Or so it says. We’ve just bought some small footprint keyboards at work for use where the current small footprint keyboards keep being broken. You know, keys snapped off, that sort of thing.
So this is one of the keyboards we’re trialling. I mean, it even says “Virtually Indestructible” on it, so it must be pretty sturdy, yes? And it bends! Sadly, it’s crap. The rubber holding the “keys” on is about half a micron thick, and you can easily pierce it with a blunt fingernail let alone the myriad of lethal weaponry children carry around with them these days. I’d give it, oooh, an hour in the classroom?
Well, those of us in the know, already knew that the DS was steaming ahead of the PSP in terms of sales, but Eurogamer provides the proof. It’s outselling 2.5 to 1, it seems. Gosh.
I could go into the reasons why, but that would just cause fights.
As part of my job as a systems manager, I’m often looking at long lists of names of people who are on the network. When I originally set the network up, I decided to put half the 1300+ users on one server, and half on the other, to reduce the load and stuff. My criteria on how the split was to be done was by surname.
And so it came to pass that surnames A-M are on one server, and surnames M-Z are on the other.
When it was first set up this way, I realised that it wasn’t a true 50-50 split. In fact, it was more like 60-40 in favour of A-M. If I’d have sat down and actually counted, I’d have known that, but it didn’t really matter. Of course, you can see why this is the case, as not so many people have surnames starting with letters like U, X and Z. However, the sheer number of Smiths have some sort of balancing factor, so 60-40 isn’t all that bad, and so I kept the system with this split.
That was almost five years ago. In that time, 95% of the users have left, and so compared to then, virtually all of the users have “replaced”. And here’s the odd thing – the split is still in favour of the A-M users, but bizarrely it’s more like 80-20. Not only that, but we now have twice as many Smiths as we had five years ago, and fewer Browns. I’m at a loss as to how to explain it.
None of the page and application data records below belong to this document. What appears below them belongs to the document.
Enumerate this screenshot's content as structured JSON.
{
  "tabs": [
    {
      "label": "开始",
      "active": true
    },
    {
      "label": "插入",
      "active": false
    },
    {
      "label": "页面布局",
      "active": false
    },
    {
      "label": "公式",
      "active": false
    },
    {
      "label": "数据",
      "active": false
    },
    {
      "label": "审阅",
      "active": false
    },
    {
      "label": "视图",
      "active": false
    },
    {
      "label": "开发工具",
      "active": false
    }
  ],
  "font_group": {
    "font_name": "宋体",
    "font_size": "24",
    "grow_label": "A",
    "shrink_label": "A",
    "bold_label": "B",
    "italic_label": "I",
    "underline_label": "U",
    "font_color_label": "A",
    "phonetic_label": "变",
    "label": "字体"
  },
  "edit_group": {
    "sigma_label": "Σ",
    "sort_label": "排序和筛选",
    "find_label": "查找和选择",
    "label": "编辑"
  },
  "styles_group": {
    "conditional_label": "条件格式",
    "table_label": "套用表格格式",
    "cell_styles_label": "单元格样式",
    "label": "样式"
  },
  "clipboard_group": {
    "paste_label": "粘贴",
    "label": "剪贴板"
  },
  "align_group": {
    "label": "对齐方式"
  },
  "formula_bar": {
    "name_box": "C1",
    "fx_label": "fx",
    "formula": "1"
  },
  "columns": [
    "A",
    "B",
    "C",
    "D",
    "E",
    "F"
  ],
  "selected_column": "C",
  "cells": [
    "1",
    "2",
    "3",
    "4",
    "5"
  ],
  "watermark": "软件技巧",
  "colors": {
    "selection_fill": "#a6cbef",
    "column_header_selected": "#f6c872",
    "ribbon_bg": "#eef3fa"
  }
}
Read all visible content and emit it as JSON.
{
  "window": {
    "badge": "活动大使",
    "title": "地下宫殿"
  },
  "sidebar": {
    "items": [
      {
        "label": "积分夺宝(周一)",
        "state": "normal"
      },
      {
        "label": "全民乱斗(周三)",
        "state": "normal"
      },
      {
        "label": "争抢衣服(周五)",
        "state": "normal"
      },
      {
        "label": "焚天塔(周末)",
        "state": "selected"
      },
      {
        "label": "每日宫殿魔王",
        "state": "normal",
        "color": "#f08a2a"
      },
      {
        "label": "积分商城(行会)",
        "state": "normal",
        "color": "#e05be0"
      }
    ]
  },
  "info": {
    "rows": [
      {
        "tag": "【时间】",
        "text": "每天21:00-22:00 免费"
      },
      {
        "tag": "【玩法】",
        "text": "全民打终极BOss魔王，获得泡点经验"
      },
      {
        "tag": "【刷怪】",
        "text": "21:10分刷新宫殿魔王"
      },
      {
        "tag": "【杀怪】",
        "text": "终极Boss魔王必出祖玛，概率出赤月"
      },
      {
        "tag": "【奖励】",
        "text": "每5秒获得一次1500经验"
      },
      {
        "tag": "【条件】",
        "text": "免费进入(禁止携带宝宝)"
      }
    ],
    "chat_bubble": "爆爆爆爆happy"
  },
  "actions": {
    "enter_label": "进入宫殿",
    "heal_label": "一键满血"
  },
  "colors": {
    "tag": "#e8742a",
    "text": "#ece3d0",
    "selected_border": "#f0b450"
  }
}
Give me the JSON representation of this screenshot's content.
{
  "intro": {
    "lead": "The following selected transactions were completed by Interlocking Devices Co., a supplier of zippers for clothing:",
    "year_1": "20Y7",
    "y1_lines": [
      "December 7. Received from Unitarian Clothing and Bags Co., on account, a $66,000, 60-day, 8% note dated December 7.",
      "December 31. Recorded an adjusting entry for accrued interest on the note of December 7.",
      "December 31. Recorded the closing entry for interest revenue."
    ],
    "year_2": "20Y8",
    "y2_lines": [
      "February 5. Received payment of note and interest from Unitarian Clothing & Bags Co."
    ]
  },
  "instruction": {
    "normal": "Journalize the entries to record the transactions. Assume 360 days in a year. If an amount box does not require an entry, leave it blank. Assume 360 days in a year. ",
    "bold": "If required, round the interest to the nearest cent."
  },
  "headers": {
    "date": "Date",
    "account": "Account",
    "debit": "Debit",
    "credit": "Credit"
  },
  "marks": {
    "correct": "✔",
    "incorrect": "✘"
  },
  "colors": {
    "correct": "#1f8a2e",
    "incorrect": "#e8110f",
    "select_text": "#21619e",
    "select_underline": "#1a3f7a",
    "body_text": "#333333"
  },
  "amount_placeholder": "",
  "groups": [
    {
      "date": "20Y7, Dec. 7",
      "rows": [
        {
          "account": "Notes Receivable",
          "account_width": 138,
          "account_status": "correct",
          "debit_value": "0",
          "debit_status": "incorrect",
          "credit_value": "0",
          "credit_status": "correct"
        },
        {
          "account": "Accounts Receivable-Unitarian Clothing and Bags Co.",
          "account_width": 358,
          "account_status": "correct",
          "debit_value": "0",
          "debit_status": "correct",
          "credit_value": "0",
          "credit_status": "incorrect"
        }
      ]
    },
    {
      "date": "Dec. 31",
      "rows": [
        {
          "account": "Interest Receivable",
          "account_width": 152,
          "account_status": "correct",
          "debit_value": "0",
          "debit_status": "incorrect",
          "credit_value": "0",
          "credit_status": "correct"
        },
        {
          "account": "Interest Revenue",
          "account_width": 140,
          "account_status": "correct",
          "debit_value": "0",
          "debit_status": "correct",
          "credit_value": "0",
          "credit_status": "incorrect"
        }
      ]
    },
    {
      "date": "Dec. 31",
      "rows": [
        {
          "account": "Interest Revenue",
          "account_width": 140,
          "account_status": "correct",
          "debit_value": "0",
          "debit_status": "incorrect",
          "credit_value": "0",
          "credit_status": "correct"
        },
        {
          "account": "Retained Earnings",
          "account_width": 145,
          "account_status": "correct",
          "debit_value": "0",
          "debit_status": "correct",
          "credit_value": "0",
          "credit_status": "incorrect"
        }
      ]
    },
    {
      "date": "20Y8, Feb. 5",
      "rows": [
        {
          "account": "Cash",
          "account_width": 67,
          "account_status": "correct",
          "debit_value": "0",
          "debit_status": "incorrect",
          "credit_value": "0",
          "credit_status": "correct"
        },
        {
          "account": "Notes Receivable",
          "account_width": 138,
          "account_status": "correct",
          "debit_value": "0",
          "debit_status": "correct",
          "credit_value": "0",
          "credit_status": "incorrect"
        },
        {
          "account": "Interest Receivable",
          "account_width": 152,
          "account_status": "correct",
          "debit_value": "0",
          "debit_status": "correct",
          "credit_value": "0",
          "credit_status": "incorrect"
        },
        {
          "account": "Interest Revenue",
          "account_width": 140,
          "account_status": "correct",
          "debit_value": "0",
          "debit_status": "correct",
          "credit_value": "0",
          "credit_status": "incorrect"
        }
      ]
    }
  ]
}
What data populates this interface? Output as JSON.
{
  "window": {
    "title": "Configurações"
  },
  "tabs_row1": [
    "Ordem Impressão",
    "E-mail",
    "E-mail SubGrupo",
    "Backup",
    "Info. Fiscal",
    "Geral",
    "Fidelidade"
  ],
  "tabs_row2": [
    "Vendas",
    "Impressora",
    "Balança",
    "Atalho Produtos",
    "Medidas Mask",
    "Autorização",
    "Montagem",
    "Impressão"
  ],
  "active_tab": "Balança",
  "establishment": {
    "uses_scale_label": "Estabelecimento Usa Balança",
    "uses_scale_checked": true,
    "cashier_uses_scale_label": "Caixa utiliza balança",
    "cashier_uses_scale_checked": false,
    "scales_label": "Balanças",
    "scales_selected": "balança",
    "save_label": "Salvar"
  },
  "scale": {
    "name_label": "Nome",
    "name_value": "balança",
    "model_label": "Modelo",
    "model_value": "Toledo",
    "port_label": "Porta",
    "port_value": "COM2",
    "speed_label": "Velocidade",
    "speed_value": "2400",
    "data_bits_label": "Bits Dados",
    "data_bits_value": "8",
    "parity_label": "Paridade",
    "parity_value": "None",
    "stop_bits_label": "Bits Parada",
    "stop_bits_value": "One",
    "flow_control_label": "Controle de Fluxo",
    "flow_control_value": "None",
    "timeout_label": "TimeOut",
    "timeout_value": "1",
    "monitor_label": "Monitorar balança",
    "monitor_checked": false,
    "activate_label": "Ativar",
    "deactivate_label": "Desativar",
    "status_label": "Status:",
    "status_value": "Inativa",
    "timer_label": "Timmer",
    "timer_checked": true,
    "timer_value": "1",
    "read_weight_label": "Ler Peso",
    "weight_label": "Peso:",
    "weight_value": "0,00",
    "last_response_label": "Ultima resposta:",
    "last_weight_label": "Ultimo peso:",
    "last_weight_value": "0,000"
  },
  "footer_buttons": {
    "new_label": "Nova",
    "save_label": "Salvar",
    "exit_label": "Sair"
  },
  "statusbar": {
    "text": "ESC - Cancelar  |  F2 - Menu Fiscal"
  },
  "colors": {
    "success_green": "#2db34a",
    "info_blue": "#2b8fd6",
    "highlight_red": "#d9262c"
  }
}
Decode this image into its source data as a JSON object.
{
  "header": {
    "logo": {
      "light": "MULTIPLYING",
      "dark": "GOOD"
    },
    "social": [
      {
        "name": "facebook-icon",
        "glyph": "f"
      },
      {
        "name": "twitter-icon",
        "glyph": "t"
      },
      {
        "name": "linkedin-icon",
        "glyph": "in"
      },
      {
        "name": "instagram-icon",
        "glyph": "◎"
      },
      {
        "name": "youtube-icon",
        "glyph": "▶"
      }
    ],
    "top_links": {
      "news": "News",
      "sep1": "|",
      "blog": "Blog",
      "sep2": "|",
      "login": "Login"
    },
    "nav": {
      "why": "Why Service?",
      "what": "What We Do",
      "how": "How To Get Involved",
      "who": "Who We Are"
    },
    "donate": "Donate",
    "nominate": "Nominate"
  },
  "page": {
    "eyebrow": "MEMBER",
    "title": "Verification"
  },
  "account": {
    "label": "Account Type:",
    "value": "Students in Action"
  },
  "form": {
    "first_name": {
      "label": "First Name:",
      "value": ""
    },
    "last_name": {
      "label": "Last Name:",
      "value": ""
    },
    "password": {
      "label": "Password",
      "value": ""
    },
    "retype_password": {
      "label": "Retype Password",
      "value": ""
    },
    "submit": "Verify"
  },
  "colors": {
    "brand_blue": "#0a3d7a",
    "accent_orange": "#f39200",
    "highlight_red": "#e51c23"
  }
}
Well, I finally upgraded to Blogger Beta today, which will affect parts of this site. In fact, I hope it won’t affect parts of the site, as Blogger seemed to suggest it would be OK. I’m slightly concerned about my custom template breaking things though.
My main reason for jumping to the beta was I wanted to use tags for my posts. Actually, Blogger calls them “labels”, probably due to having already defined “tags” as things you stick in your template code. Either way, I’m hoping to be able to sort out my Gaming Diary a bit with them, and it’ll also help arrange this blog too.
Aside from that addition, most of the changes seem to be mainly cosmetic alterations to the Blogger dashboard. I haven’t tried logging in with my phone yet though, so I hope that’ll still work…